**What is needed**
Would you please retype the records that follow, word for word?

######

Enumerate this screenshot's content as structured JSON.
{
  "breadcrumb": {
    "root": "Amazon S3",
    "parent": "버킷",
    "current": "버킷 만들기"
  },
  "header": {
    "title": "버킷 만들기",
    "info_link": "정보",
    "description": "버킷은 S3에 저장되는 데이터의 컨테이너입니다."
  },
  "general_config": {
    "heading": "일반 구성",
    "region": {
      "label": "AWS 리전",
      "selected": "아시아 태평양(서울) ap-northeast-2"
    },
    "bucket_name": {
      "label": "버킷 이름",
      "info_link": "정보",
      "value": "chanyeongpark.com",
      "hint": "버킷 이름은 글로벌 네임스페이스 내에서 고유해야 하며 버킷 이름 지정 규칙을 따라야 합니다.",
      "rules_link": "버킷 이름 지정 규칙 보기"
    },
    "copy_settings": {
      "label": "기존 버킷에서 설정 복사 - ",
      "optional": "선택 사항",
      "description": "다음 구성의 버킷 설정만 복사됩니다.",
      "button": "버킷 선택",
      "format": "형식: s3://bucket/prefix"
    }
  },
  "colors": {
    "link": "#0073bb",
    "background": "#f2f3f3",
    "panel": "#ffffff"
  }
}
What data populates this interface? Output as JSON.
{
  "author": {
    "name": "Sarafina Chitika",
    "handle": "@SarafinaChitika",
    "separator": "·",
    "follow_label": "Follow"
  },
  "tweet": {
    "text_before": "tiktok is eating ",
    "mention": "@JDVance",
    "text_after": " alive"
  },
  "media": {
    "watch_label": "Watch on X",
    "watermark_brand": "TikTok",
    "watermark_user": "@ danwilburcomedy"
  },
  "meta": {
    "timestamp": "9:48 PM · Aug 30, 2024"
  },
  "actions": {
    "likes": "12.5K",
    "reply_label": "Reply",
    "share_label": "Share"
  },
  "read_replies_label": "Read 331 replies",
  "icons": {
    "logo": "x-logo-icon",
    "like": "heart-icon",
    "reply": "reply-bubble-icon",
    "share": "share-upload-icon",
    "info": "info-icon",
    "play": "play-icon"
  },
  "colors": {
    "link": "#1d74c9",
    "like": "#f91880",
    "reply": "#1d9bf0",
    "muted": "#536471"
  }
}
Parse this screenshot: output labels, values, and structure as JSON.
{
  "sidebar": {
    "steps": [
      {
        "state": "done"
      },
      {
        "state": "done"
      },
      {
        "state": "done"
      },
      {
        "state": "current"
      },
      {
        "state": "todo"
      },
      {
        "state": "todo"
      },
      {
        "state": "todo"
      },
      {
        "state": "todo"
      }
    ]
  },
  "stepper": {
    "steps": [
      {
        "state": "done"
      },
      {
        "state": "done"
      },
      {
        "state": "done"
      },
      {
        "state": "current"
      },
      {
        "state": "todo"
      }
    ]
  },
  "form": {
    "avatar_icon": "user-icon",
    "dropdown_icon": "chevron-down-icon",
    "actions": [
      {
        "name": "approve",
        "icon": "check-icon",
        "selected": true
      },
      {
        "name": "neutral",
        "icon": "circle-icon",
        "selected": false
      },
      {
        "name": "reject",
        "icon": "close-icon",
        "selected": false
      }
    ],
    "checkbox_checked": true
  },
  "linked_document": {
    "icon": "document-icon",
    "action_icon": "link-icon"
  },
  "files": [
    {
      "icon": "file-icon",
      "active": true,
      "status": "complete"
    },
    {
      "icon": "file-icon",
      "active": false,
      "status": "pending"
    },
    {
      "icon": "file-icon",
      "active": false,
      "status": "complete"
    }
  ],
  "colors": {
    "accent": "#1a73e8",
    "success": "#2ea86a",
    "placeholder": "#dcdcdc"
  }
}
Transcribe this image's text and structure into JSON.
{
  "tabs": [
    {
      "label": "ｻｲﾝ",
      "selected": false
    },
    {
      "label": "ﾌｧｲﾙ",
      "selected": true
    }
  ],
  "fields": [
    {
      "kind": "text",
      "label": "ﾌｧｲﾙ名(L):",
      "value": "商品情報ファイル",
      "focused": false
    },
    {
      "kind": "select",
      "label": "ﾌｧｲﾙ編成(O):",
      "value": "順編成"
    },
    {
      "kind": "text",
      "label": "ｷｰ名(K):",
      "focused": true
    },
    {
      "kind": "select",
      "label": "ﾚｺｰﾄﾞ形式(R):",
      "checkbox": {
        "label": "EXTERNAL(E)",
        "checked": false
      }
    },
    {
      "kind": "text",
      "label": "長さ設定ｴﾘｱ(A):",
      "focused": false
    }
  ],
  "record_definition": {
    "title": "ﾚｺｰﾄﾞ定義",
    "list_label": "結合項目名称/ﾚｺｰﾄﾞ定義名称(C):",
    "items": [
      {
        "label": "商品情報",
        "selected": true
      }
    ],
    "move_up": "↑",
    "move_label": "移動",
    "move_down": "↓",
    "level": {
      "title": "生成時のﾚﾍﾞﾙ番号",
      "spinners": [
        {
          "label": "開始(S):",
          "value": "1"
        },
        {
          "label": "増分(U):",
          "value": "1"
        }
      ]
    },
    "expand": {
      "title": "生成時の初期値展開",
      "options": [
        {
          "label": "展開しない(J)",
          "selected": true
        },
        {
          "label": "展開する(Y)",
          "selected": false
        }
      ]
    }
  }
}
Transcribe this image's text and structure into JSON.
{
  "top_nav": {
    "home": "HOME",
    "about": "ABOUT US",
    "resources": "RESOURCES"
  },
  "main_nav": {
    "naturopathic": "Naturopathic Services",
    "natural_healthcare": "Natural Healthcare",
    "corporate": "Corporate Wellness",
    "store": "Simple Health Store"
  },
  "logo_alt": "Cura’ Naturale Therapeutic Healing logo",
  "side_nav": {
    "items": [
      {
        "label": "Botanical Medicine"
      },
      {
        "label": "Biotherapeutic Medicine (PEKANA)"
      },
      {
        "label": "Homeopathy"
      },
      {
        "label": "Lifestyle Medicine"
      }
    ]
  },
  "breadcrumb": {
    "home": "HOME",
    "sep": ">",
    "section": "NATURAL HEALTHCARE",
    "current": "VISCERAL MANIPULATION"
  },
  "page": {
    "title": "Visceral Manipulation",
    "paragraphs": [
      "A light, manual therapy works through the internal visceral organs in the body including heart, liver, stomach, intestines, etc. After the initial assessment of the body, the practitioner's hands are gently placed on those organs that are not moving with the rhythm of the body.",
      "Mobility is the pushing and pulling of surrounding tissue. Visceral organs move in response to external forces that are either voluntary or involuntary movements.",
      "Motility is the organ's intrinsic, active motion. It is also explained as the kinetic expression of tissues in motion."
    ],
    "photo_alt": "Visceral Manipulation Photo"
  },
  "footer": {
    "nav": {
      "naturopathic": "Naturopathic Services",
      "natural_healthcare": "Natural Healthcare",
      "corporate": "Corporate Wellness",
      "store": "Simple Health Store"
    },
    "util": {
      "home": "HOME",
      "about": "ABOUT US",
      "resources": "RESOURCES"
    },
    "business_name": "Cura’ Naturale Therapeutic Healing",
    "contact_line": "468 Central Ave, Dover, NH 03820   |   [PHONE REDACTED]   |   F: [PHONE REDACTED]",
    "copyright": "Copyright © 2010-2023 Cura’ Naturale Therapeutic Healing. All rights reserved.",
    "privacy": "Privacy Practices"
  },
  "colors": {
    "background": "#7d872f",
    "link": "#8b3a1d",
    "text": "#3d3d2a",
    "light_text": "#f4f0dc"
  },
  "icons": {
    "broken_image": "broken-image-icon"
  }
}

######

**Final answer**
Enumerate this screenshot's content as structured JSON.
{
  "breadcrumb": {
    "root": "Amazon S3",
    "parent": "버킷",
    "current": "버킷 만들기"
  },
  "header": {
    "title": "버킷 만들기",
    "info_link": "정보",
    "description": "버킷은 S3에 저장되는 데이터의 컨테이너입니다."
  },
  "general_config": {
    "heading": "일반 구성",
    "region": {
      "label": "AWS 리전",
      "selected": "아시아 태평양(서울) ap-northeast-2"
    },
    "bucket_name": {
      "label": "버킷 이름",
      "info_link": "정보",
      "value": "chanyeongpark.com",
      "hint": "버킷 이름은 글로벌 네임스페이스 내에서 고유해야 하며 버킷 이름 지정 규칙을 따라야 합니다.",
      "rules_link": "버킷 이름 지정 규칙 보기"
    },
    "copy_settings": {
      "label": "기존 버킷에서 설정 복사 - ",
      "optional": "선택 사항",
      "description": "다음 구성의 버킷 설정만 복사됩니다.",
      "button": "버킷 선택",
      "format": "형식: s3://bucket/prefix"
    }
  },
  "colors": {
    "link": "#0073bb",
    "background": "#f2f3f3",
    "panel": "#ffffff"
  }
}
What data populates this interface? Output as JSON.
{
  "author": {
    "name": "Sarafina Chitika",
    "handle": "@SarafinaChitika",
    "separator": "·",
    "follow_label": "Follow"
  },
  "tweet": {
    "text_before": "tiktok is eating ",
    "mention": "@JDVance",
    "text_after": " alive"
  },
  "media": {
    "watch_label": "Watch on X",
    "watermark_brand": "TikTok",
    "watermark_user": "@ danwilburcomedy"
  },
  "meta": {
    "timestamp": "9:48 PM · Aug 30, 2024"
  },
  "actions": {
    "likes": "12.5K",
    "reply_label": "Reply",
    "share_label": "Share"
  },
  "read_replies_label": "Read 331 replies",
  "icons": {
    "logo": "x-logo-icon",
    "like": "heart-icon",
    "reply": "reply-bubble-icon",
    "share": "share-upload-icon",
    "info": "info-icon",
    "play": "play-icon"
  },
  "colors": {
    "link": "#1d74c9",
    "like": "#f91880",
    "reply": "#1d9bf0",
    "muted": "#536471"
  }
}
Parse this screenshot: output labels, values, and structure as JSON.
{
  "sidebar": {
    "steps": [
      {
        "state": "done"
      },
      {
        "state": "done"
      },
      {
        "state": "done"
      },
      {
        "state": "current"
      },
      {
        "state": "todo"
      },
      {
        "state": "todo"
      },
      {
        "state": "todo"
      },
      {
        "state": "todo"
      }
    ]
  },
  "stepper": {
    "steps": [
      {
        "state": "done"
      },
      {
        "state": "done"
      },
      {
        "state": "done"
      },
      {
        "state": "current"
      },
      {
        "state": "todo"
      }
    ]
  },
  "form": {
    "avatar_icon": "user-icon",
    "dropdown_icon": "chevron-down-icon",
    "actions": [
      {
        "name": "approve",
        "icon": "check-icon",
        "selected": true
      },
      {
        "name": "neutral",
        "icon": "circle-icon",
        "selected": false
      },
      {
        "name": "reject",
        "icon": "close-icon",
        "selected": false
      }
    ],
    "checkbox_checked": true
  },
  "linked_document": {
    "icon": "document-icon",
    "action_icon": "link-icon"
  },
  "files": [
    {
      "icon": "file-icon",
      "active": true,
      "status": "complete"
    },
    {
      "icon": "file-icon",
      "active": false,
      "status": "pending"
    },
    {
      "icon": "file-icon",
      "active": false,
      "status": "complete"
    }
  ],
  "colors": {
    "accent": "#1a73e8",
    "success": "#2ea86a",
    "placeholder": "#dcdcdc"
  }
}
Transcribe this image's text and structure into JSON.
{
  "tabs": [
    {
      "label": "ｻｲﾝ",
      "selected": false
    },
    {
      "label": "ﾌｧｲﾙ",
      "selected": true
    }
  ],
  "fields": [
    {
      "kind": "text",
      "label": "ﾌｧｲﾙ名(L):",
      "value": "商品情報ファイル",
      "focused": false
    },
    {
      "kind": "select",
      "label": "ﾌｧｲﾙ編成(O):",
      "value": "順編成"
    },
    {
      "kind": "text",
      "label": "ｷｰ名(K):",
      "focused": true
    },
    {
      "kind": "select",
      "label": "ﾚｺｰﾄﾞ形式(R):",
      "checkbox": {
        "label": "EXTERNAL(E)",
        "checked": false
      }
    },
    {
      "kind": "text",
      "label": "長さ設定ｴﾘｱ(A):",
      "focused": false
    }
  ],
  "record_definition": {
    "title": "ﾚｺｰﾄﾞ定義",
    "list_label": "結合項目名称/ﾚｺｰﾄﾞ定義名称(C):",
    "items": [
      {
        "label": "商品情報",
        "selected": true
      }
    ],
    "move_up": "↑",
    "move_label": "移動",
    "move_down": "↓",
    "level": {
      "title": "生成時のﾚﾍﾞﾙ番号",
      "spinners": [
        {
          "label": "開始(S):",
          "value": "1"
        },
        {
          "label": "増分(U):",
          "value": "1"
        }
      ]
    },
    "expand": {
      "title": "生成時の初期値展開",
      "options": [
        {
          "label": "展開しない(J)",
          "selected": true
        },
        {
          "label": "展開する(Y)",
          "selected": false
        }
      ]
    }
  }
}
Transcribe this image's text and structure into JSON.
{
  "top_nav": {
    "home": "HOME",
    "about": "ABOUT US",
    "resources": "RESOURCES"
  },
  "main_nav": {
    "naturopathic": "Naturopathic Services",
    "natural_healthcare": "Natural Healthcare",
    "corporate": "Corporate Wellness",
    "store": "Simple Health Store"
  },
  "logo_alt": "Cura’ Naturale Therapeutic Healing logo",
  "side_nav": {
    "items": [
      {
        "label": "Botanical Medicine"
      },
      {
        "label": "Biotherapeutic Medicine (PEKANA)"
      },
      {
        "label": "Homeopathy"
      },
      {
        "label": "Lifestyle Medicine"
      }
    ]
  },
  "breadcrumb": {
    "home": "HOME",
    "sep": ">",
    "section": "NATURAL HEALTHCARE",
    "current": "VISCERAL MANIPULATION"
  },
  "page": {
    "title": "Visceral Manipulation",
    "paragraphs": [
      "A light, manual therapy works through the internal visceral organs in the body including heart, liver, stomach, intestines, etc. After the initial assessment of the body, the practitioner's hands are gently placed on those organs that are not moving with the rhythm of the body.",
      "Mobility is the pushing and pulling of surrounding tissue. Visceral organs move in response to external forces that are either voluntary or involuntary movements.",
      "Motility is the organ's intrinsic, active motion. It is also explained as the kinetic expression of tissues in motion."
    ],
    "photo_alt": "Visceral Manipulation Photo"
  },
  "footer": {
    "nav": {
      "naturopathic": "Naturopathic Services",
      "natural_healthcare": "Natural Healthcare",
      "corporate": "Corporate Wellness",
      "store": "Simple Health Store"
    },
    "util": {
      "home": "HOME",
      "about": "ABOUT US",
      "resources": "RESOURCES"
    },
    "business_name": "Cura’ Naturale Therapeutic Healing",
    "contact_line": "468 Central Ave, Dover, NH 03820   |   [PHONE REDACTED]   |   F: [PHONE REDACTED]",
    "copyright": "Copyright © 2010-2023 Cura’ Naturale Therapeutic Healing. All rights reserved.",
    "privacy": "Privacy Practices"
  },
  "colors": {
    "background": "#7d872f",
    "link": "#8b3a1d",
    "text": "#3d3d2a",
    "light_text": "#f4f0dc"
  },
  "icons": {
    "broken_image": "broken-image-icon"
  }
}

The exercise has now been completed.